**What to produce**
Find every line in the records below that holds the word "ferdi" and copy it.

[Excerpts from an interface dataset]
=======

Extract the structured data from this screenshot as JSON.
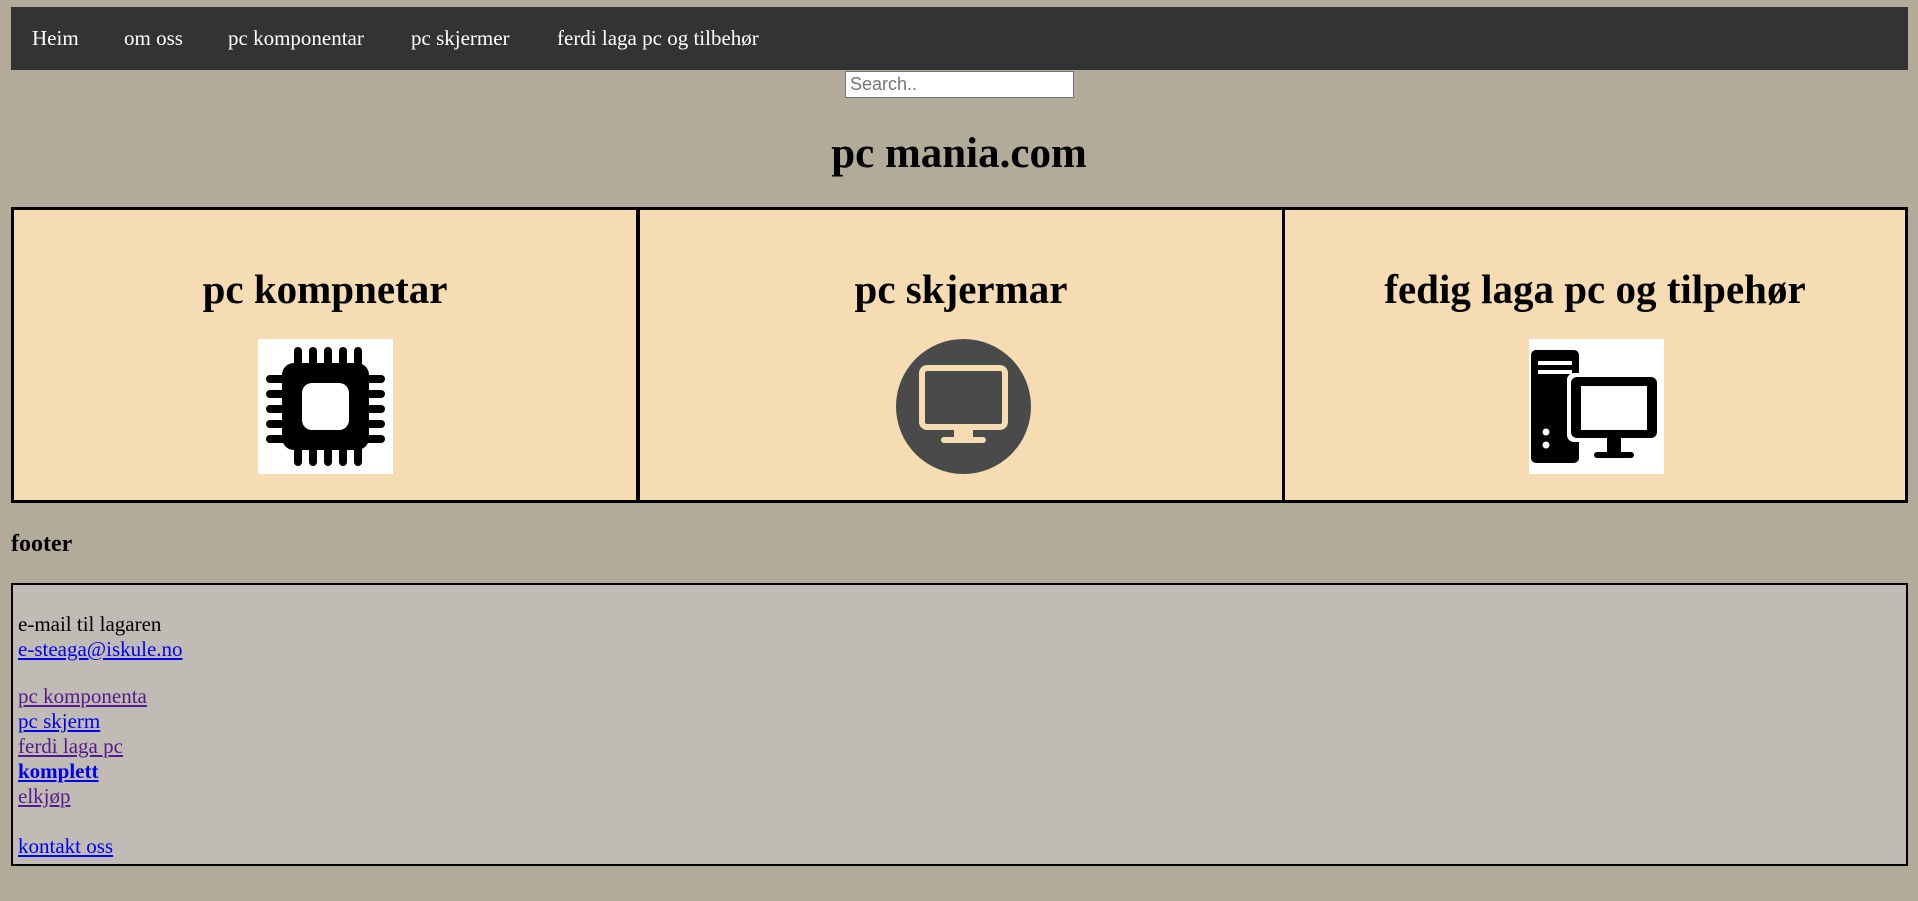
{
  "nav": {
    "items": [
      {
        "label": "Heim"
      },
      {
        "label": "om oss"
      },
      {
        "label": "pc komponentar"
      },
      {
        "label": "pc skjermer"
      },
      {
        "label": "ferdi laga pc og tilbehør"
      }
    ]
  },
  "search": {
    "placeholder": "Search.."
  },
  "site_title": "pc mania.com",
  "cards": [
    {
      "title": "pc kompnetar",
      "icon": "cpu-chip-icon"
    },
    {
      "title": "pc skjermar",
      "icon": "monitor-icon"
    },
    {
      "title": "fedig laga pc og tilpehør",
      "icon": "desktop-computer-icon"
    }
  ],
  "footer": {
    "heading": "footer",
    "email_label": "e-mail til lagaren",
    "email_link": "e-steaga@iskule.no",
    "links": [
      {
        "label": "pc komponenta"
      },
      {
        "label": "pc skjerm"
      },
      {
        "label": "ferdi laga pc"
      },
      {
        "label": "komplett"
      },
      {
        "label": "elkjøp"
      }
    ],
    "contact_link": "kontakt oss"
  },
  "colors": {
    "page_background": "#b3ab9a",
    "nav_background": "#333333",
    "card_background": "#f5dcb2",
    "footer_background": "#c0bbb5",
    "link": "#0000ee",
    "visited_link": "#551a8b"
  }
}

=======

**Exercise output**
        "label": "ferdi laga pc og tilbehør"
        "label": "ferdi laga pc"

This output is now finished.